(Beginning of DATA TO USE)

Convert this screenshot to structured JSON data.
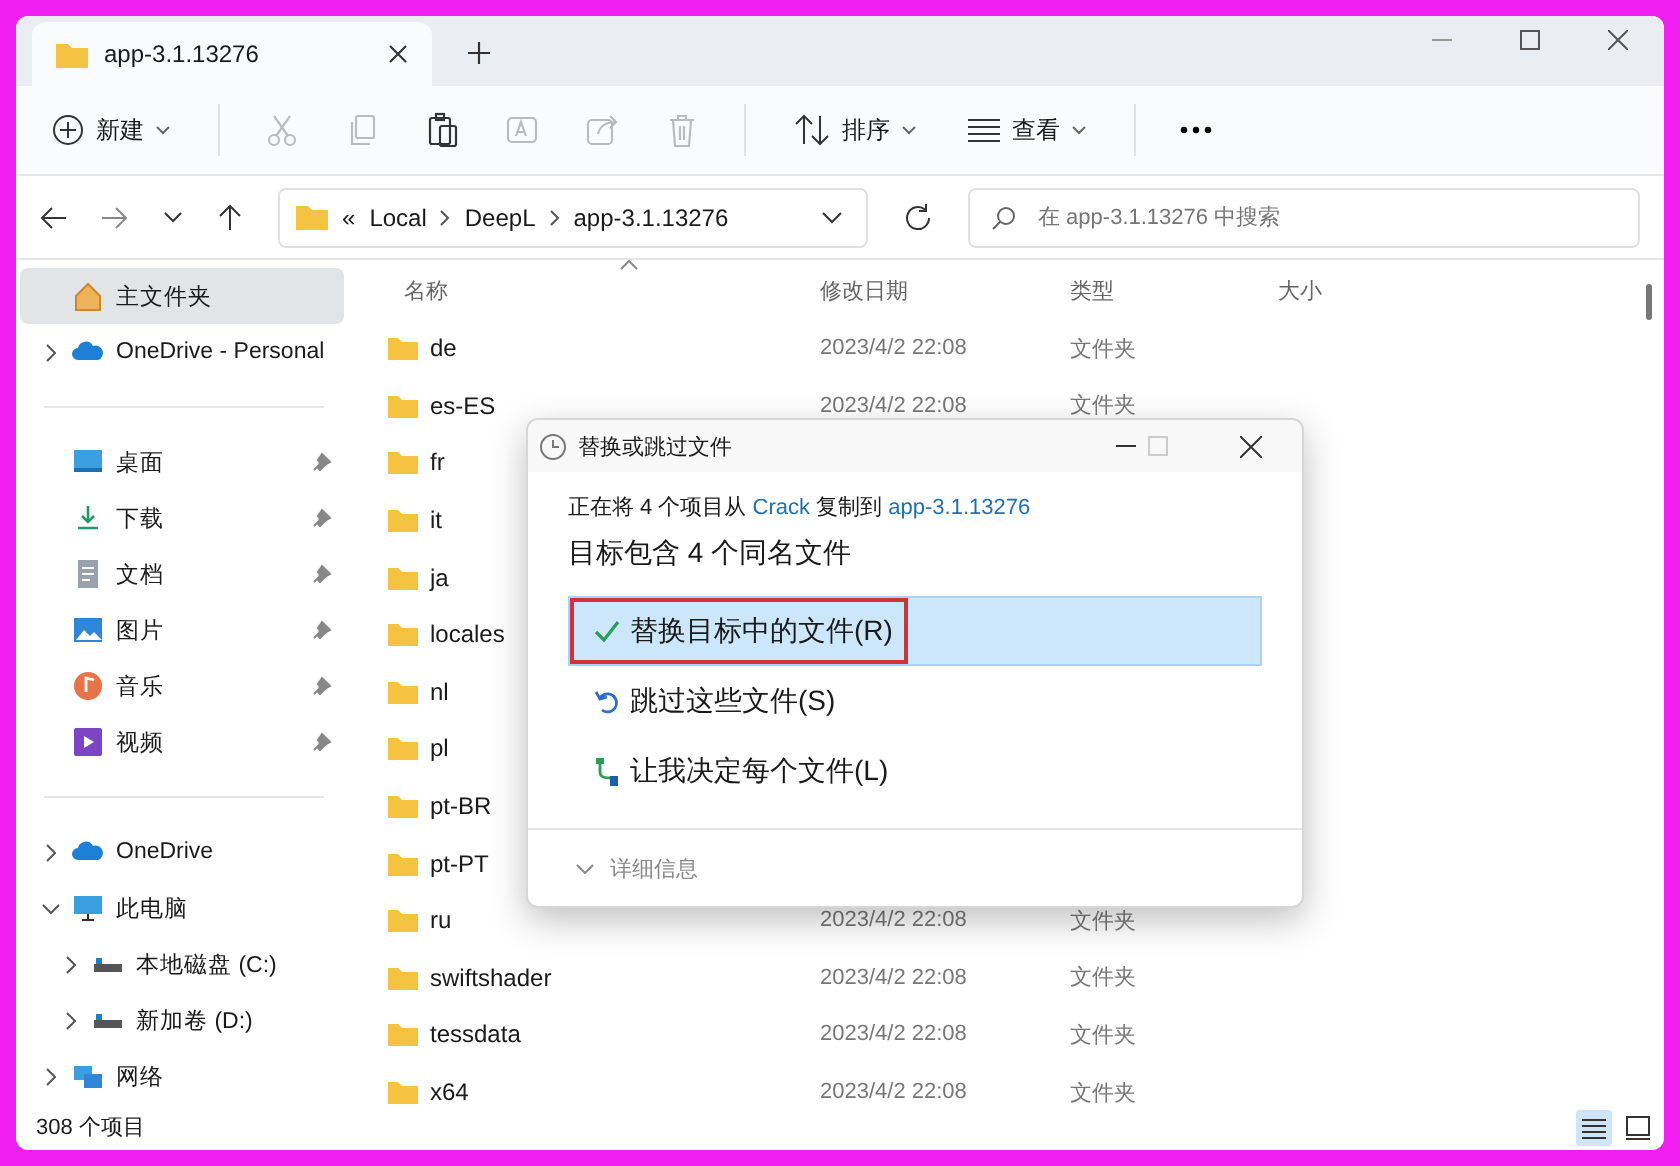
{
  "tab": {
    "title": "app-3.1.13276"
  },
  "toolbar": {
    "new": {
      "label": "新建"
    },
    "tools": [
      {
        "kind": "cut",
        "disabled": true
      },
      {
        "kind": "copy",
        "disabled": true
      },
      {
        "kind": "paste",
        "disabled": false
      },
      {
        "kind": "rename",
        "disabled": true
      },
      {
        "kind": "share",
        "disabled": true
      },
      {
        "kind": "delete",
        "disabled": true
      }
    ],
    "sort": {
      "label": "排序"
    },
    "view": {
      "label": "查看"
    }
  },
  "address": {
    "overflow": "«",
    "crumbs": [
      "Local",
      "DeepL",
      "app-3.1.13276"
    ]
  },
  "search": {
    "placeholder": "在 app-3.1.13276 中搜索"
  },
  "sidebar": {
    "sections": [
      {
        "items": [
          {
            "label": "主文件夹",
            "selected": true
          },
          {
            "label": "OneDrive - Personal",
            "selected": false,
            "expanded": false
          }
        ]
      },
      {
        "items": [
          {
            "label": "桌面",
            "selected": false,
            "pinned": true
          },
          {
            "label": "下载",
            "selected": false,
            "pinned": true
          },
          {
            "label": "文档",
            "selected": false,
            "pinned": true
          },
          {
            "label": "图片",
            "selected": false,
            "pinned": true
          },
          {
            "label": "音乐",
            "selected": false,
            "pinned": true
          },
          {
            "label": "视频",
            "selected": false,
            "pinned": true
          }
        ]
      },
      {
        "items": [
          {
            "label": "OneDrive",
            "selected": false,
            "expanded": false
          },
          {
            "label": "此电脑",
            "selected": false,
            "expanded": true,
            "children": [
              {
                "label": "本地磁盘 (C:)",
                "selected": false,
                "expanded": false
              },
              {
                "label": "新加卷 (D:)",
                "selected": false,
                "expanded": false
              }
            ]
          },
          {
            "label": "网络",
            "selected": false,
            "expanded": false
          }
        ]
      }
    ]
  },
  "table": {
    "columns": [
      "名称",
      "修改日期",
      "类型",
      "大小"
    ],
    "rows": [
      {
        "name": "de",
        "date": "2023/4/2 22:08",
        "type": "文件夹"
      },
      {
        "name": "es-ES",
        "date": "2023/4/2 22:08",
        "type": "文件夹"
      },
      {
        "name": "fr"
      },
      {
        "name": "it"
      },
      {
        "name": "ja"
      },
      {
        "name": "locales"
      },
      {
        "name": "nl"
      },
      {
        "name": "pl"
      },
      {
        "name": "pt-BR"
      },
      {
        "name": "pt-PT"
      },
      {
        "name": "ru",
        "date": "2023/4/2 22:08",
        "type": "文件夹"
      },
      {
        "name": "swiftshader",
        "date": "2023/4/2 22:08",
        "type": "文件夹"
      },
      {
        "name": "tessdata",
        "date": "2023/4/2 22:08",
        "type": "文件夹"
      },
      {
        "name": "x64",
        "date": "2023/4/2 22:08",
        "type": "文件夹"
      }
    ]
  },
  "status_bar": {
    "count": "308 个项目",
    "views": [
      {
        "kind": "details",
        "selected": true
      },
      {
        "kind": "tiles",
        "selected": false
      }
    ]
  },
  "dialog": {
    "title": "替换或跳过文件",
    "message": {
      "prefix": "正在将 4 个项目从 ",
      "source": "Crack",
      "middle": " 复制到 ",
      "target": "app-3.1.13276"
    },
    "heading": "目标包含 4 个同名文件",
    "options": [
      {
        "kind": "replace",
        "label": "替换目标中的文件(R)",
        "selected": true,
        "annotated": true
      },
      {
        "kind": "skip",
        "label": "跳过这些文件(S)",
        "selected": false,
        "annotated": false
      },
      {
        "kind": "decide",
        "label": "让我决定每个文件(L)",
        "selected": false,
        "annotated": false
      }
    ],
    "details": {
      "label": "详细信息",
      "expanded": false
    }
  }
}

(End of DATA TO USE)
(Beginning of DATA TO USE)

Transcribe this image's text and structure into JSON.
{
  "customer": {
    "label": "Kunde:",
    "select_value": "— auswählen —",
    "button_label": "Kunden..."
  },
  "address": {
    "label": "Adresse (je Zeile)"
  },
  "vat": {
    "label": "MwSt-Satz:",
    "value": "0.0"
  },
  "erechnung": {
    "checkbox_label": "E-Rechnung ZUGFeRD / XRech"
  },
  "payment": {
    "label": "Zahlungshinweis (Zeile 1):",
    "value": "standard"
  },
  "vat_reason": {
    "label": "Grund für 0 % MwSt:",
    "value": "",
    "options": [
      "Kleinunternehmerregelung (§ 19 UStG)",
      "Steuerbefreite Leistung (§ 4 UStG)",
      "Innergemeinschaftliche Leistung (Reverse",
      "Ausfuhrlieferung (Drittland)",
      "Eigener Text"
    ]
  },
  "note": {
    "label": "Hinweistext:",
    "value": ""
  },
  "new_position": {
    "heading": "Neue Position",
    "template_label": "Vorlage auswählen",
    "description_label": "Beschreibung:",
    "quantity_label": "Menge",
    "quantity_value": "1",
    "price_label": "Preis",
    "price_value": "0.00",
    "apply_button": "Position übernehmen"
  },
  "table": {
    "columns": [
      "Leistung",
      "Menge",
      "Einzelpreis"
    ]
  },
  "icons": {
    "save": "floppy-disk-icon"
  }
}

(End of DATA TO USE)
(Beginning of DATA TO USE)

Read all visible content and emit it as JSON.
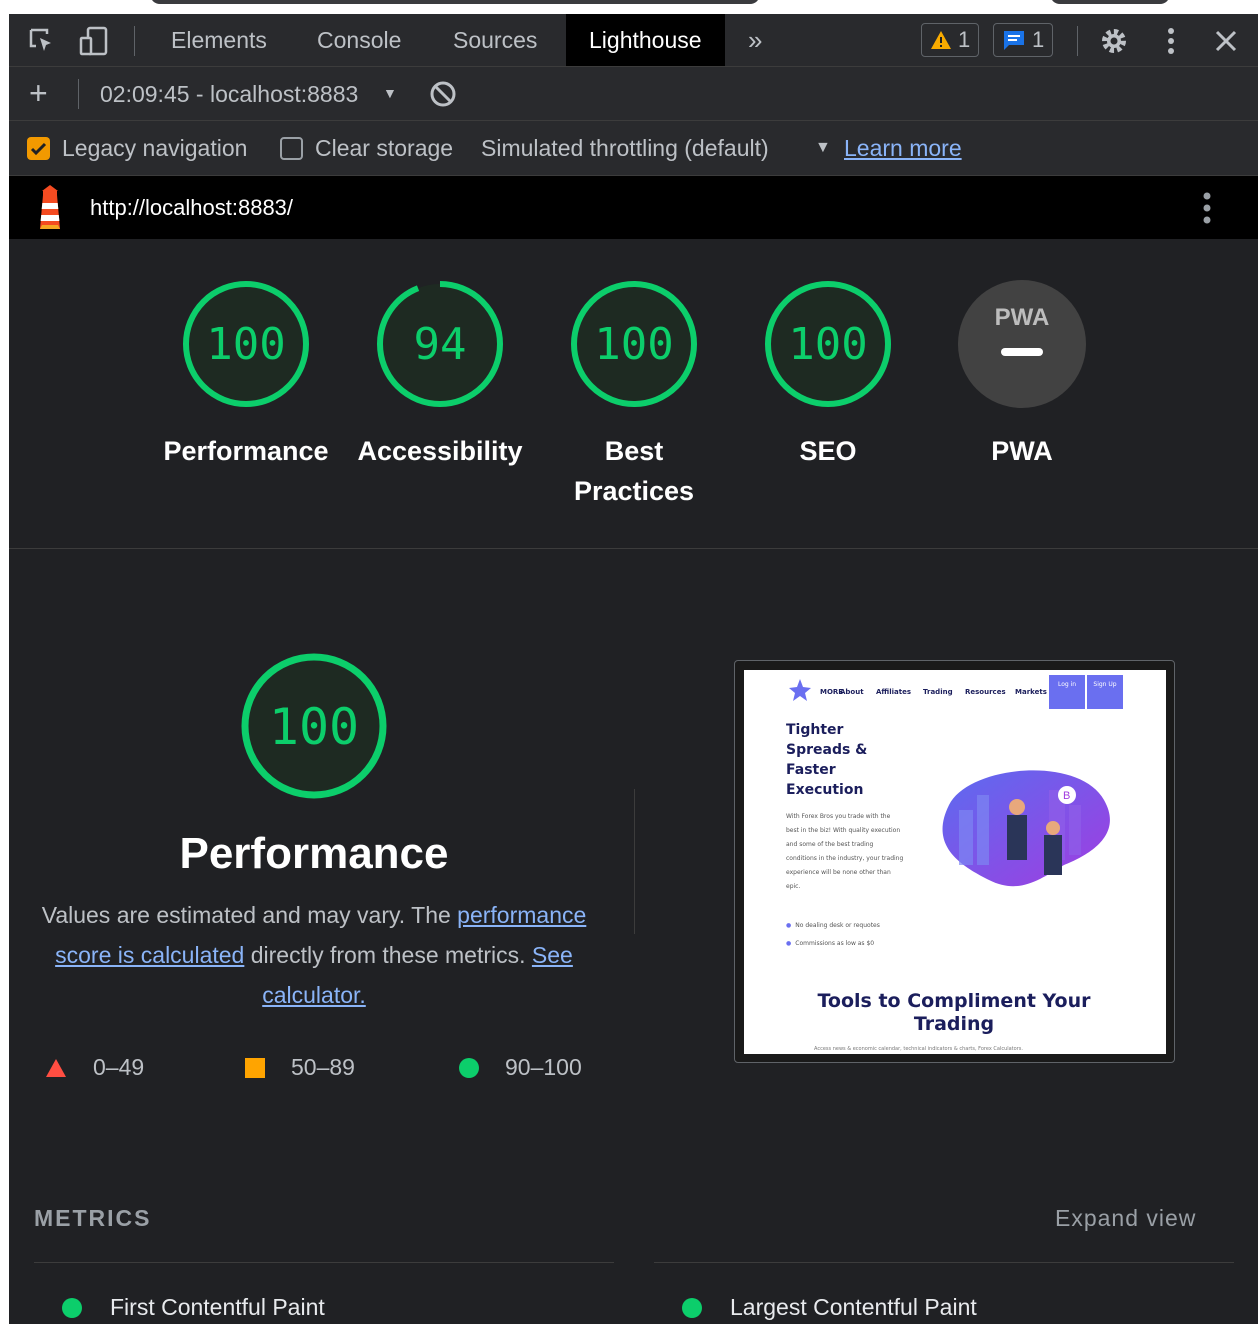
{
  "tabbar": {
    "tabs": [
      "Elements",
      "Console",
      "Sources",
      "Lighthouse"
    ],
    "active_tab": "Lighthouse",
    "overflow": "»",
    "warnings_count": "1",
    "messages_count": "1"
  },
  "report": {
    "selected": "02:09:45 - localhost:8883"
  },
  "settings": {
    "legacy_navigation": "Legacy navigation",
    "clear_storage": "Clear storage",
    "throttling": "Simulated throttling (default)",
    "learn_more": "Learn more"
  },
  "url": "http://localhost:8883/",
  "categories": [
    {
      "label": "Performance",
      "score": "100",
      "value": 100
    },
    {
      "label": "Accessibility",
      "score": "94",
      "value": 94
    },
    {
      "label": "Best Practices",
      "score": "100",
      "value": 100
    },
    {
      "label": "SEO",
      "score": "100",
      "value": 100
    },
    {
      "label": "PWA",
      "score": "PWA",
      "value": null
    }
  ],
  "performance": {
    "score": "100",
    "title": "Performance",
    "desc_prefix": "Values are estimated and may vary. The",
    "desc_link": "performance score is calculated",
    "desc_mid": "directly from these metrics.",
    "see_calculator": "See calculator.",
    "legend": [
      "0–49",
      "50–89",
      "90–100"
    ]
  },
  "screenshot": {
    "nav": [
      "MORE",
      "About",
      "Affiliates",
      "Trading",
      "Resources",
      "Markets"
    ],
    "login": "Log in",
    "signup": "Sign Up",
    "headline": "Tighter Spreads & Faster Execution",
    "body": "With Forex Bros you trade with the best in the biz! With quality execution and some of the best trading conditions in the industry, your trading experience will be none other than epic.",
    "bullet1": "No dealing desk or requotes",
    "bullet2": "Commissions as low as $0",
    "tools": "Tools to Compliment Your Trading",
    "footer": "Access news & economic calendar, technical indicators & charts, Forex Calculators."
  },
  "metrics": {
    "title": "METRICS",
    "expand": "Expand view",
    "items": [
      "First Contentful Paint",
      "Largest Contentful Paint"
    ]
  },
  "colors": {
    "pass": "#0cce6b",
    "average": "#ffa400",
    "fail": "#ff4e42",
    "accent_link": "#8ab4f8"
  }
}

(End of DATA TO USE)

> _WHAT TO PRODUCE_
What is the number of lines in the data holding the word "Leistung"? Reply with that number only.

> _PROBLEM SOLUTION_
3